On motion of Plaintiffs counsel and (crossed out) to the satisfaction of the court by the by the production of the Docket of John Vincent Esqr. that Sundry Judgements have been confessed by the Defendant before said Vincent in favor of John McManus and that the said Charles Williams & Isaac H. Williams be court bound or (one of) the securities for said Peter Williams for the Stay of execution and it further appearing to the satisfaction of that court that the said John Vincent had resigned his office of Justice of the peace and that the Docket and the papers of the said Justice have been returned to the clerk’s office and that Executions have been issued by the Clerk against the said Peter Williams Charles Williams and Isaac H. Williams and it further appearing to the satisfaction of the court from the production of the receipts of the officer who collected the money on said executions that the said Charles Williams had paid and satisfied said executions as the security of said Peter Williams. It is therefore considered by the court that the Plaintiff Charles Williams recover of the Defendant Peter Williams the sum of six hundred and thirteen dollars & sixty cents being the amount of principle interest and costs by him paid and also the interest due thereon up to this date. and that execution issued also the costs in this behalf expended and that execution issued.

I’m not sure what all of this means except that Charles Williams was the security for Peter Williams and that Justice of the Peace John Vincent resigned his office and the papers were returned to the clerk’s office.

What is strange about all of this is that in 1836, Peter Williams was the Justice of the Peace and in 1840, Peter Williams recorded a deed of trust, selling a slave named Phebe to John Vincent for $5 because he owed money to Jeremiah Holt.

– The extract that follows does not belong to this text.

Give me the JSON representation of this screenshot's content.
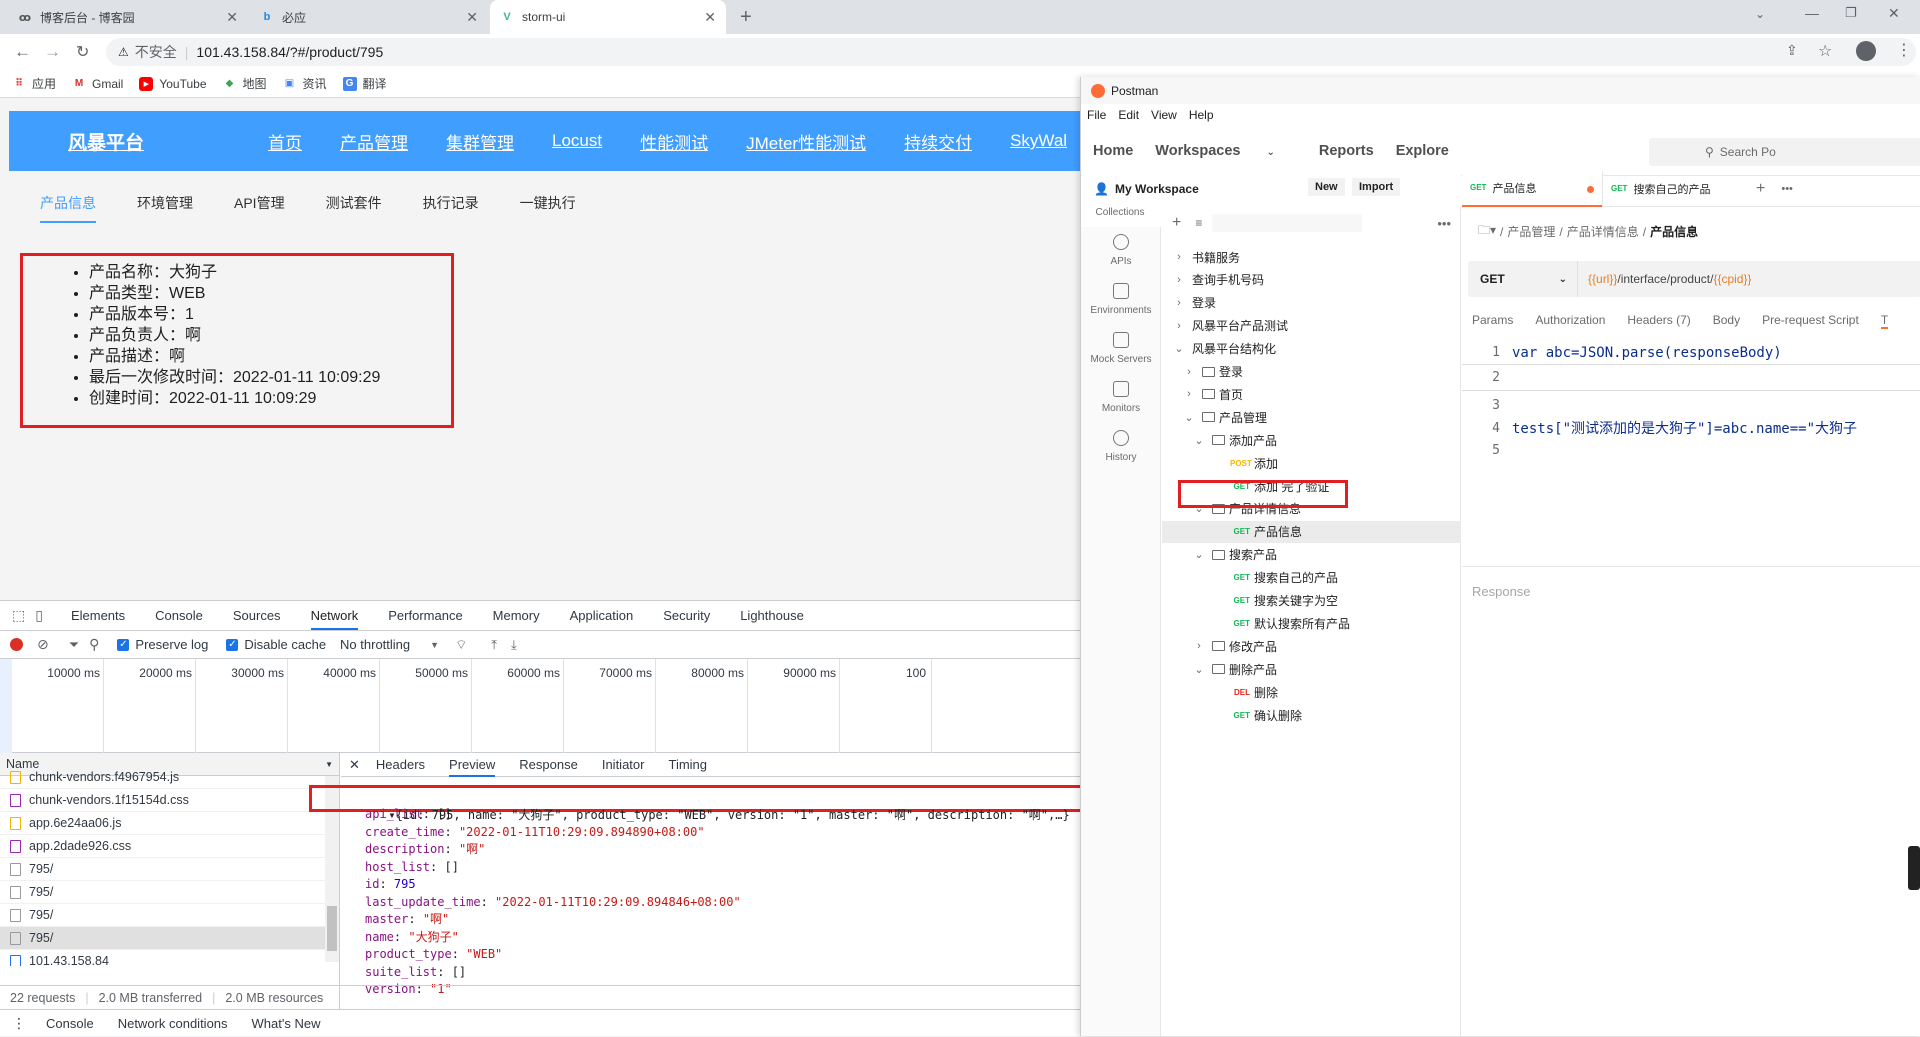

Peter left no will or probate record, unlike his brother, Charles, who died in Marshall County, Tennessee in 1844.